### Task description
Write out the whole listing again, exactly as given.

------------------------------

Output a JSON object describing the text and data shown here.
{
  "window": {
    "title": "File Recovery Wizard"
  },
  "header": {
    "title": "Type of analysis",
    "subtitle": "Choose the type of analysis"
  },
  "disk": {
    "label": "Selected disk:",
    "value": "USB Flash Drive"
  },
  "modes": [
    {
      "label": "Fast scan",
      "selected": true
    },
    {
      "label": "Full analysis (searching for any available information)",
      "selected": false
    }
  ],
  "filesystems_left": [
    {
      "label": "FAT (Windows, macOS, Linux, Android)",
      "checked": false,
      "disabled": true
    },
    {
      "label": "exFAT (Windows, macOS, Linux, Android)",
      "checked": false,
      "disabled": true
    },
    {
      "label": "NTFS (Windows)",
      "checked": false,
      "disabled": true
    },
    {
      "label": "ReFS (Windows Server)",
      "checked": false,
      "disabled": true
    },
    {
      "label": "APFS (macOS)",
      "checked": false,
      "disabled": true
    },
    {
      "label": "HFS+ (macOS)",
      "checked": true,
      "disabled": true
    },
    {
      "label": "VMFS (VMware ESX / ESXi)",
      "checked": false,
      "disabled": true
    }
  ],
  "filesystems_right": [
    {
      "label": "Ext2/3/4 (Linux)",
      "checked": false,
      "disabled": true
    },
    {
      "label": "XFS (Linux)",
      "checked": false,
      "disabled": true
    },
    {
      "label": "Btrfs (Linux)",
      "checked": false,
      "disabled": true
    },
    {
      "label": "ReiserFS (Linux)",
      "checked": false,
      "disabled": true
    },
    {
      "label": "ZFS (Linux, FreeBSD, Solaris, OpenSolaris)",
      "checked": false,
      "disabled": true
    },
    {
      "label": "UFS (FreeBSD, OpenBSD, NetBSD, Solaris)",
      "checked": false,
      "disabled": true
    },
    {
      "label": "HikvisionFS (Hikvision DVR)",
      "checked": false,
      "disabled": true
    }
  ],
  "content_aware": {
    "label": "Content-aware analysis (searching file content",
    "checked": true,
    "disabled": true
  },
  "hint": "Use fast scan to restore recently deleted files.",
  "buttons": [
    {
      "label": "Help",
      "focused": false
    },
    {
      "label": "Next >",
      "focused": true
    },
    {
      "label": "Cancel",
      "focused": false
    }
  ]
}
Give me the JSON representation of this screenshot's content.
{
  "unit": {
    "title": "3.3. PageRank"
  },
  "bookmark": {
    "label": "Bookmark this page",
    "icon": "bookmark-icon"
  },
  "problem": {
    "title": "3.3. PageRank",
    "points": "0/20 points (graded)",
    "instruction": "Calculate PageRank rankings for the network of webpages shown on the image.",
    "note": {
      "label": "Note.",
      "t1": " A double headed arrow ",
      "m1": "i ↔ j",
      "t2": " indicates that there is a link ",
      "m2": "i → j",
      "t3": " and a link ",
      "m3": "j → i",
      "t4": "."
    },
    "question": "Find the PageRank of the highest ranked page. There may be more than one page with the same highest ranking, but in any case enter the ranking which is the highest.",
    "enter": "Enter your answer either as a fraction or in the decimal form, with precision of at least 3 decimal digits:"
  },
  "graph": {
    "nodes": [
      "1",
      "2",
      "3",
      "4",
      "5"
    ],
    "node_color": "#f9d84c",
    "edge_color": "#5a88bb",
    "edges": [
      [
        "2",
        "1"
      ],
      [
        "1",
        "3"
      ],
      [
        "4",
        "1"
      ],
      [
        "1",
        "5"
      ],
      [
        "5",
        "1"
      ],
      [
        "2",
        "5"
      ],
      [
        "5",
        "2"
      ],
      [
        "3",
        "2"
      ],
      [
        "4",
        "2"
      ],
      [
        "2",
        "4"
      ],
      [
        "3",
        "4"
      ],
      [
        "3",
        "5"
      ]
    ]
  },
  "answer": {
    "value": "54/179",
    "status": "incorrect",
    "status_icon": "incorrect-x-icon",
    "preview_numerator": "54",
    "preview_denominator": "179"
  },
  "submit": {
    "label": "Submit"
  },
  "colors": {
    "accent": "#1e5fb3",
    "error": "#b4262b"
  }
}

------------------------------

### Task output
Output a JSON object describing the text and data shown here.
{
  "window": {
    "title": "File Recovery Wizard"
  },
  "header": {
    "title": "Type of analysis",
    "subtitle": "Choose the type of analysis"
  },
  "disk": {
    "label": "Selected disk:",
    "value": "USB Flash Drive"
  },
  "modes": [
    {
      "label": "Fast scan",
      "selected": true
    },
    {
      "label": "Full analysis (searching for any available information)",
      "selected": false
    }
  ],
  "filesystems_left": [
    {
      "label": "FAT (Windows, macOS, Linux, Android)",
      "checked": false,
      "disabled": true
    },
    {
      "label": "exFAT (Windows, macOS, Linux, Android)",
      "checked": false,
      "disabled": true
    },
    {
      "label": "NTFS (Windows)",
      "checked": false,
      "disabled": true
    },
    {
      "label": "ReFS (Windows Server)",
      "checked": false,
      "disabled": true
    },
    {
      "label": "APFS (macOS)",
      "checked": false,
      "disabled": true
    },
    {
      "label": "HFS+ (macOS)",
      "checked": true,
      "disabled": true
    },
    {
      "label": "VMFS (VMware ESX / ESXi)",
      "checked": false,
      "disabled": true
    }
  ],
  "filesystems_right": [
    {
      "label": "Ext2/3/4 (Linux)",
      "checked": false,
      "disabled": true
    },
    {
      "label": "XFS (Linux)",
      "checked": false,
      "disabled": true
    },
    {
      "label": "Btrfs (Linux)",
      "checked": false,
      "disabled": true
    },
    {
      "label": "ReiserFS (Linux)",
      "checked": false,
      "disabled": true
    },
    {
      "label": "ZFS (Linux, FreeBSD, Solaris, OpenSolaris)",
      "checked": false,
      "disabled": true
    },
    {
      "label": "UFS (FreeBSD, OpenBSD, NetBSD, Solaris)",
      "checked": false,
      "disabled": true
    },
    {
      "label": "HikvisionFS (Hikvision DVR)",
      "checked": false,
      "disabled": true
    }
  ],
  "content_aware": {
    "label": "Content-aware analysis (searching file content",
    "checked": true,
    "disabled": true
  },
  "hint": "Use fast scan to restore recently deleted files.",
  "buttons": [
    {
      "label": "Help",
      "focused": false
    },
    {
      "label": "Next >",
      "focused": true
    },
    {
      "label": "Cancel",
      "focused": false
    }
  ]
}
Give me the JSON representation of this screenshot's content.
{
  "unit": {
    "title": "3.3. PageRank"
  },
  "bookmark": {
    "label": "Bookmark this page",
    "icon": "bookmark-icon"
  },
  "problem": {
    "title": "3.3. PageRank",
    "points": "0/20 points (graded)",
    "instruction": "Calculate PageRank rankings for the network of webpages shown on the image.",
    "note": {
      "label": "Note.",
      "t1": " A double headed arrow ",
      "m1": "i ↔ j",
      "t2": " indicates that there is a link ",
      "m2": "i → j",
      "t3": " and a link ",
      "m3": "j → i",
      "t4": "."
    },
    "question": "Find the PageRank of the highest ranked page. There may be more than one page with the same highest ranking, but in any case enter the ranking which is the highest.",
    "enter": "Enter your answer either as a fraction or in the decimal form, with precision of at least 3 decimal digits:"
  },
  "graph": {
    "nodes": [
      "1",
      "2",
      "3",
      "4",
      "5"
    ],
    "node_color": "#f9d84c",
    "edge_color": "#5a88bb",
    "edges": [
      [
        "2",
        "1"
      ],
      [
        "1",
        "3"
      ],
      [
        "4",
        "1"
      ],
      [
        "1",
        "5"
      ],
      [
        "5",
        "1"
      ],
      [
        "2",
        "5"
      ],
      [
        "5",
        "2"
      ],
      [
        "3",
        "2"
      ],
      [
        "4",
        "2"
      ],
      [
        "2",
        "4"
      ],
      [
        "3",
        "4"
      ],
      [
        "3",
        "5"
      ]
    ]
  },
  "answer": {
    "value": "54/179",
    "status": "incorrect",
    "status_icon": "incorrect-x-icon",
    "preview_numerator": "54",
    "preview_denominator": "179"
  },
  "submit": {
    "label": "Submit"
  },
  "colors": {
    "accent": "#1e5fb3",
    "error": "#b4262b"
  }
}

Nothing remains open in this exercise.